It is generally considered bad form to suggest you want to stick a rusty screwdriver in the eyeballs of whatever marketing hack wrote the easy to understand instructions for using product/service XYZ, so I’ll pretend I didn’t say it.
Scratch that, I am not pretending. I wrote it and I’ll own it but I’ll cover my butt by saying I don’t really want to stick a rusty screwdriver in anyone’s eyes but I would like to scream at someone.
Because the aforementioned easy to understand instructions are not always easy to understand. I am guessing that I don’t have to spell out what has gotten me so frustrated because most of us have experiences trying to follow along those easy to understand instructions and discovered they weren’t nearly as easy to understand as we were led to believe.

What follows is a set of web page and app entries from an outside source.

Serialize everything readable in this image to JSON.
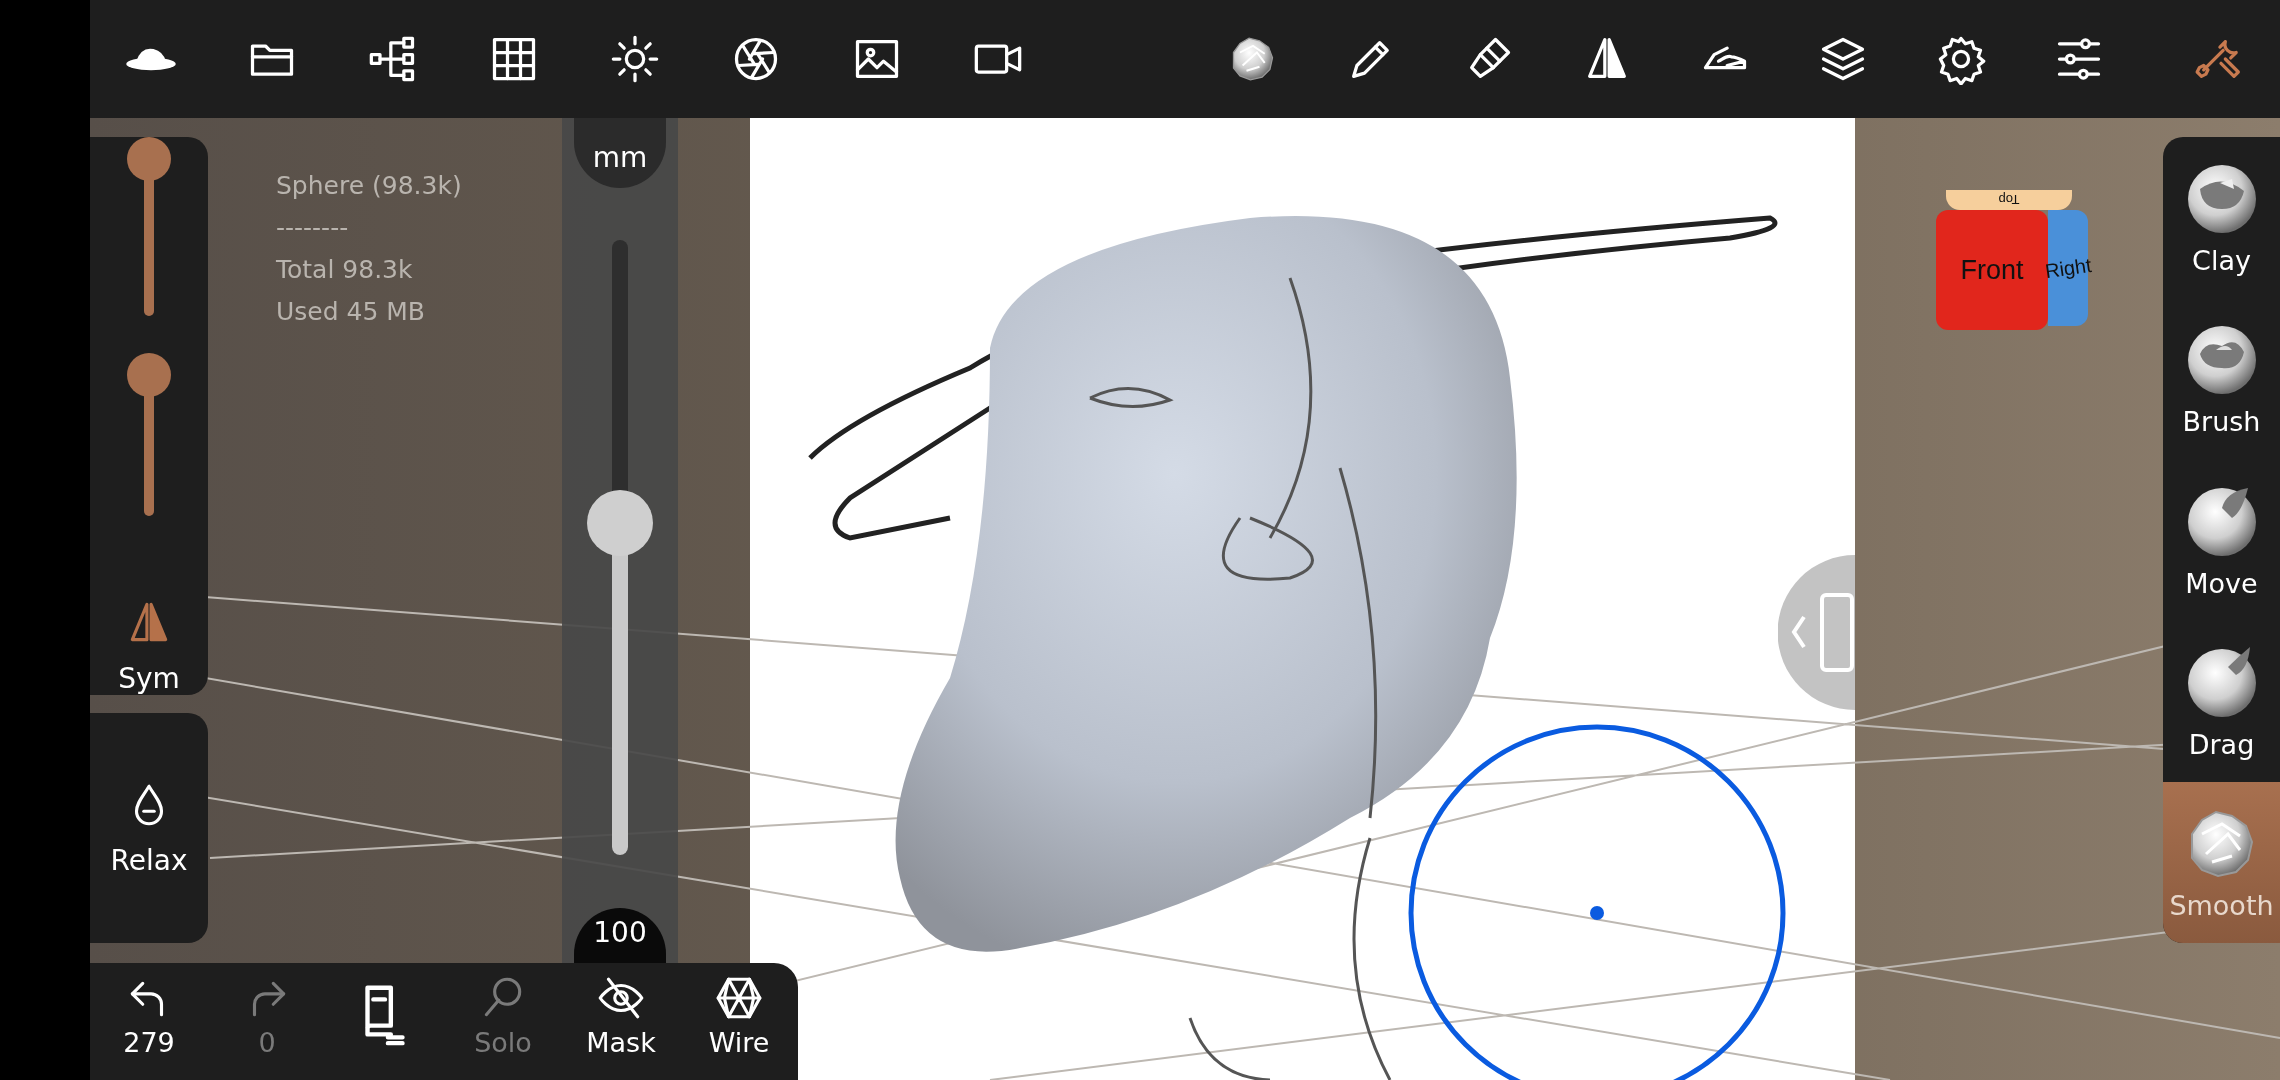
{
  "top_toolbar": {
    "left_items": [
      {
        "kind": "hat",
        "selected": false
      },
      {
        "kind": "folder",
        "selected": false
      },
      {
        "kind": "tree",
        "selected": false
      },
      {
        "kind": "grid",
        "selected": false
      },
      {
        "kind": "sun",
        "selected": false
      },
      {
        "kind": "aperture",
        "selected": false
      },
      {
        "kind": "image",
        "selected": false
      },
      {
        "kind": "camera",
        "selected": false
      }
    ],
    "right_items": [
      {
        "kind": "matcap",
        "selected": false
      },
      {
        "kind": "pen",
        "selected": false
      },
      {
        "kind": "paintbrush",
        "selected": false
      },
      {
        "kind": "mirror",
        "selected": false
      },
      {
        "kind": "hand",
        "selected": false
      },
      {
        "kind": "layers",
        "selected": false
      },
      {
        "kind": "gear",
        "selected": false
      },
      {
        "kind": "sliders",
        "selected": false
      },
      {
        "kind": "tools",
        "selected": true
      }
    ]
  },
  "left_panel": {
    "sliders": [
      {
        "level": 1
      },
      {
        "level": 0.9
      }
    ],
    "symmetry": {
      "label": "Sym",
      "on": true
    },
    "relax": {
      "label": "Relax"
    }
  },
  "stats": [
    "Sphere (98.3k)",
    "--------",
    "Total 98.3k",
    "Used 45 MB"
  ],
  "radius_slider": {
    "top_value": "mm",
    "level": 0.54,
    "bottom_value": "100"
  },
  "view_cube": {
    "front": "Front",
    "right": "Right",
    "top": "Top"
  },
  "tools": [
    {
      "kind": "clay",
      "label": "Clay",
      "selected": false
    },
    {
      "kind": "brush",
      "label": "Brush",
      "selected": false
    },
    {
      "kind": "move",
      "label": "Move",
      "selected": false
    },
    {
      "kind": "drag",
      "label": "Drag",
      "selected": false
    },
    {
      "kind": "smooth",
      "label": "Smooth",
      "selected": true
    }
  ],
  "bottom_bar": [
    {
      "kind": "undo",
      "label": "279",
      "disabled": false
    },
    {
      "kind": "redo",
      "label": "0",
      "disabled": true
    },
    {
      "kind": "scene",
      "disabled": false
    },
    {
      "kind": "solo",
      "label": "Solo",
      "disabled": true
    },
    {
      "kind": "mask",
      "label": "Mask",
      "disabled": false
    },
    {
      "kind": "wire",
      "label": "Wire",
      "disabled": false
    }
  ]
}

There are a host of reasons why this can happen ranging from the directions being written by someone who is a poor writer to someone being so familiar with their product/service they don’t recognize that not everyone is so familiar.
And let me assure you, lack of familiarity is a bigger problem than many marketers realize.
YouTube has several videos circulating in which adults show children ancient technology and ask them how to use it.
In one of them a man shows children a rotary phone and asks them how to use it. Several of the children recognize it as a phone but none of them have a clue as to how it works.
To those of us who grew up using such a phone it wouldn’t occur to us to tell the kids that before dialing they need to check for a dial tone because it is so basic we have forgotten it is crucial step.
Without that dial tone you cannot make a call so instructing people to look for it is crucial.
Many years ago I worked in a customer service position for an equipment manufacturer. Every day we’d get calls from customers who had questions about their equipment.
Sometimes they would call to say the engine on their saw didn’t work. Our first response was to let them know that federal law prevented us from shipping them with gas in the tank.
Many of those calls could have been avoided by placing a tag/note on the equipment to remind the user they had to fill the tank before they would start.
But we missed it because it was so obvious to us we didn’t realize that some people wouldn’t be aware that we couldn’t ship with full tanks.
What Is Missing In Your Marketing Materials?
So the question, dear reader, is what is missing in your marketing materials? What is obvious to you may not be obvious to your customer.
If you want to save yourself some grief it might be worth figuring out if there are places you can elaborate upon so that your customers don’t feel like they want to stick a rusty screwdriver in your eyes.
What do you think? Please leave a comment below or in the sidenotes.
(A version of this post originally ran on inNetwork.)